Can we say, therefore, that CD technology is “always” adequate? Well, for some people – most people, really – it is. If one of these people has to decide whether to buy a CD, is there any point in that person inquiring as to whether some audiophiles might find a particular CD inadequate? Or should the person, being one of those people who cannot tell a CD from a vinyl recording, simply order his or her musical life on the “absolute” principle that, for him, CDs are absolutely adequate? Even if we tell this person that there could be a piece of music for which even he would find a CD inadequate, unless he can actually identify such music easily, what good does the information do him? In other words, whether or not CD technology is always adequate, many listeners are best advised as a practical matter to behave as if it is.

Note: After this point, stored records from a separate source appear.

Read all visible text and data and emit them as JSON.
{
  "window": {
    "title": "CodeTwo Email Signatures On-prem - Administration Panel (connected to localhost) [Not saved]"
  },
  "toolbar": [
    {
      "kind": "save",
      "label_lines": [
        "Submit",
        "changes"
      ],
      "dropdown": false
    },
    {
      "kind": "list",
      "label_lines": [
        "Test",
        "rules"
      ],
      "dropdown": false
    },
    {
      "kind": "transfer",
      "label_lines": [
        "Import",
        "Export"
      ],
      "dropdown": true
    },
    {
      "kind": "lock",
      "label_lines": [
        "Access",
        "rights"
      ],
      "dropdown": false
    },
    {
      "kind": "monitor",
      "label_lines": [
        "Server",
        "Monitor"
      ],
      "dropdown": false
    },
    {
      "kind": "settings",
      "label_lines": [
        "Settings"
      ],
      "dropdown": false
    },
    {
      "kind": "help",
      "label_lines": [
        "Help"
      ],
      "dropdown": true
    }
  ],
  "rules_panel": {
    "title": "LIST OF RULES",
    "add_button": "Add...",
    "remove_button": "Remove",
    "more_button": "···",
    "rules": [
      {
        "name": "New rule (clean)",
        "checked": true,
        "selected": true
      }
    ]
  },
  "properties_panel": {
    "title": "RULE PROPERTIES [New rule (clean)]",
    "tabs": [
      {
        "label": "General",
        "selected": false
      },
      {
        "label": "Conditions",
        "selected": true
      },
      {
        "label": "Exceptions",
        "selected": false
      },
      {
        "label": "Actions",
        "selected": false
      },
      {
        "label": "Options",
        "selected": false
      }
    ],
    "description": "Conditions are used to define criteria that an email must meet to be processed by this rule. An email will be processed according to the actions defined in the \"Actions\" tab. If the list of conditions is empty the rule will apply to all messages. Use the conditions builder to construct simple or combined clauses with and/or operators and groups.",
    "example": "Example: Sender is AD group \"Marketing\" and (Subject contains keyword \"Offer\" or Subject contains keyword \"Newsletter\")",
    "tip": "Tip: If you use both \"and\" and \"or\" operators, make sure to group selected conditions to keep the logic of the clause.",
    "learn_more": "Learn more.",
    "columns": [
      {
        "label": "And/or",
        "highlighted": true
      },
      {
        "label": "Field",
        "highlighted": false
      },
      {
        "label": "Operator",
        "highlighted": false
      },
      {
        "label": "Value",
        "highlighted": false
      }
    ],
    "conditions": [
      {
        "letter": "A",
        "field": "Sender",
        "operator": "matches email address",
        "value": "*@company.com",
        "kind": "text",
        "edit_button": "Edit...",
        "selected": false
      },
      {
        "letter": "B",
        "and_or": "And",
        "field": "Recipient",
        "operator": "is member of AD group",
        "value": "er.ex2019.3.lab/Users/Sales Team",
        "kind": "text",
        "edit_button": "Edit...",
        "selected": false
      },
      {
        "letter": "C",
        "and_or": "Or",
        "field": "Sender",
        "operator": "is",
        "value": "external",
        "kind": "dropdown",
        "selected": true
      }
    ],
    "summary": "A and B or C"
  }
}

In the ethical realm, this logic brings us to a question of human engineering. Is it better for a society to teach its children that (i) honesty is the best policy, or (ii) we cannot be 100% sure that honesty is the best policy, but there are no known instances in which honesty is not the best policy, i.e, it is the best policy so often, and our ability (dulled by both ignorance and bias) to discern situations in which honesty is not the best policy is so suspect, that we ought to behave as if honesty were the best policy? (I’m using “honesty” here in the sense of deception intended to defraud someone for the benefit of the defrauder and the detriment of the defrauded. Little white lies don’t count: no harm, no foul.) For some people, it makes sense that they be taught that there are moral absolutes and that honesty is one of them. For others, it’s ok, I think, to say that there are no moral absolutes, but there are some principles that are so often true that we are best advised to act as if it they were absolutes.

If, as a matter of selective pressure, the people in a society are most likely to survive if as many of them as possible behave as if honesty were the best policy, what follows? Moral absolutes, I think. Thou shalt not bear false witness. Teaching moral absolutes (like honesty is the best policy) works better than teaching the truth (how ironic!). How, then, can we be honest and still teach the simplified version? I submit that we must believe that there are moral absolutes so that we can honestly teach that there are moral absolutes, because it is in our community interest that the absoluteness of those moral rules be accepted, and we cannot teach it if we don’t believe it. (The Soviets tried to teach things that they knew were false, and look where it got them.)

Moral absolutes thus join Voltaire’s God among those things we would invent if they did not exist - not coincidentally, seeing as how morality is one of God’s principle contributions to our purported understanding of things. So maybe it’s immoral for me to argue that there are no absolutes, just things that are true often enough that we should act that way. But I can’t lie. That would be wrong.